[Records excerpted from a collection]

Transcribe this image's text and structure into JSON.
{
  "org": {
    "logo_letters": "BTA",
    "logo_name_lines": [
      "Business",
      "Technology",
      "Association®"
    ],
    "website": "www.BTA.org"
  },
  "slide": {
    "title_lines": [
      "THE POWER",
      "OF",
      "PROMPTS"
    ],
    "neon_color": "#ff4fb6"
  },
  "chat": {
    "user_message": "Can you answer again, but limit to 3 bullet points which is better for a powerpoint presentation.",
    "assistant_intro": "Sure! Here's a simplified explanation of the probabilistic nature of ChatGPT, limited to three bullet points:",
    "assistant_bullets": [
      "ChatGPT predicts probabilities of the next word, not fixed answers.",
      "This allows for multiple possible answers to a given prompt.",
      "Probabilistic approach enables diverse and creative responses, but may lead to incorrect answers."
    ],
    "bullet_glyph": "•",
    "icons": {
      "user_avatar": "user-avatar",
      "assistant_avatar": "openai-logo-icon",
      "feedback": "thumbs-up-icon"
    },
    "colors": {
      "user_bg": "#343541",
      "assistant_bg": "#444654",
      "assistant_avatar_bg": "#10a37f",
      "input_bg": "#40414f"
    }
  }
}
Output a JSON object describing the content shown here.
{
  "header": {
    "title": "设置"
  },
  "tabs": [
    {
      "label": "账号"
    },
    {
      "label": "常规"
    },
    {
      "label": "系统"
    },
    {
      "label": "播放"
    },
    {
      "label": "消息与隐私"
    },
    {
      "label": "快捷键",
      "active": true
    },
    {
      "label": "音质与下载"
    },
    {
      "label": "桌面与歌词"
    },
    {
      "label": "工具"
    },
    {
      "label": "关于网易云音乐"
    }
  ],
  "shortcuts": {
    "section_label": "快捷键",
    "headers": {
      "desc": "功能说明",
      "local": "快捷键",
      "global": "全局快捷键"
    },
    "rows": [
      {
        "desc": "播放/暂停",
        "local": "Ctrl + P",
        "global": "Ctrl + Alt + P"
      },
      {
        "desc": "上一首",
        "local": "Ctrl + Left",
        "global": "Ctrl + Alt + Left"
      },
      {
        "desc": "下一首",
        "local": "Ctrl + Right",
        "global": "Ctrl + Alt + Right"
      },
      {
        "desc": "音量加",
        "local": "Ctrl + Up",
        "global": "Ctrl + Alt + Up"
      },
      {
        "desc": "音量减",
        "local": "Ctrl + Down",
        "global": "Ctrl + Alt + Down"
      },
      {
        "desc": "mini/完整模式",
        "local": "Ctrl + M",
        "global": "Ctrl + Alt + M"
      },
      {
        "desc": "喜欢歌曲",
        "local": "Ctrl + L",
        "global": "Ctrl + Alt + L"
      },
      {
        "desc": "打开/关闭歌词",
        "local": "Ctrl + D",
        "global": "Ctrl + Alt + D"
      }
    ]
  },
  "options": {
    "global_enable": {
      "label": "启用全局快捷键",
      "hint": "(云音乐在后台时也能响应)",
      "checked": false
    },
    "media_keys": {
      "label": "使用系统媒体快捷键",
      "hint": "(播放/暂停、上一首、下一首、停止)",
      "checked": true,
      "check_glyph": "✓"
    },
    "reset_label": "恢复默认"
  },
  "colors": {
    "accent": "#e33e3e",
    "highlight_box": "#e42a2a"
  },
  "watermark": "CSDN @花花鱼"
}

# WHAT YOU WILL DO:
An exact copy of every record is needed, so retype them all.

# SOLUTION FOR THIS PROBLEM:
Transcribe this image's text and structure into JSON.
{
  "org": {
    "logo_letters": "BTA",
    "logo_name_lines": [
      "Business",
      "Technology",
      "Association®"
    ],
    "website": "www.BTA.org"
  },
  "slide": {
    "title_lines": [
      "THE POWER",
      "OF",
      "PROMPTS"
    ],
    "neon_color": "#ff4fb6"
  },
  "chat": {
    "user_message": "Can you answer again, but limit to 3 bullet points which is better for a powerpoint presentation.",
    "assistant_intro": "Sure! Here's a simplified explanation of the probabilistic nature of ChatGPT, limited to three bullet points:",
    "assistant_bullets": [
      "ChatGPT predicts probabilities of the next word, not fixed answers.",
      "This allows for multiple possible answers to a given prompt.",
      "Probabilistic approach enables diverse and creative responses, but may lead to incorrect answers."
    ],
    "bullet_glyph": "•",
    "icons": {
      "user_avatar": "user-avatar",
      "assistant_avatar": "openai-logo-icon",
      "feedback": "thumbs-up-icon"
    },
    "colors": {
      "user_bg": "#343541",
      "assistant_bg": "#444654",
      "assistant_avatar_bg": "#10a37f",
      "input_bg": "#40414f"
    }
  }
}
Output a JSON object describing the content shown here.
{
  "header": {
    "title": "设置"
  },
  "tabs": [
    {
      "label": "账号"
    },
    {
      "label": "常规"
    },
    {
      "label": "系统"
    },
    {
      "label": "播放"
    },
    {
      "label": "消息与隐私"
    },
    {
      "label": "快捷键",
      "active": true
    },
    {
      "label": "音质与下载"
    },
    {
      "label": "桌面与歌词"
    },
    {
      "label": "工具"
    },
    {
      "label": "关于网易云音乐"
    }
  ],
  "shortcuts": {
    "section_label": "快捷键",
    "headers": {
      "desc": "功能说明",
      "local": "快捷键",
      "global": "全局快捷键"
    },
    "rows": [
      {
        "desc": "播放/暂停",
        "local": "Ctrl + P",
        "global": "Ctrl + Alt + P"
      },
      {
        "desc": "上一首",
        "local": "Ctrl + Left",
        "global": "Ctrl + Alt + Left"
      },
      {
        "desc": "下一首",
        "local": "Ctrl + Right",
        "global": "Ctrl + Alt + Right"
      },
      {
        "desc": "音量加",
        "local": "Ctrl + Up",
        "global": "Ctrl + Alt + Up"
      },
      {
        "desc": "音量减",
        "local": "Ctrl + Down",
        "global": "Ctrl + Alt + Down"
      },
      {
        "desc": "mini/完整模式",
        "local": "Ctrl + M",
        "global": "Ctrl + Alt + M"
      },
      {
        "desc": "喜欢歌曲",
        "local": "Ctrl + L",
        "global": "Ctrl + Alt + L"
      },
      {
        "desc": "打开/关闭歌词",
        "local": "Ctrl + D",
        "global": "Ctrl + Alt + D"
      }
    ]
  },
  "options": {
    "global_enable": {
      "label": "启用全局快捷键",
      "hint": "(云音乐在后台时也能响应)",
      "checked": false
    },
    "media_keys": {
      "label": "使用系统媒体快捷键",
      "hint": "(播放/暂停、上一首、下一首、停止)",
      "checked": true,
      "check_glyph": "✓"
    },
    "reset_label": "恢复默认"
  },
  "colors": {
    "accent": "#e33e3e",
    "highlight_box": "#e42a2a"
  },
  "watermark": "CSDN @花花鱼"
}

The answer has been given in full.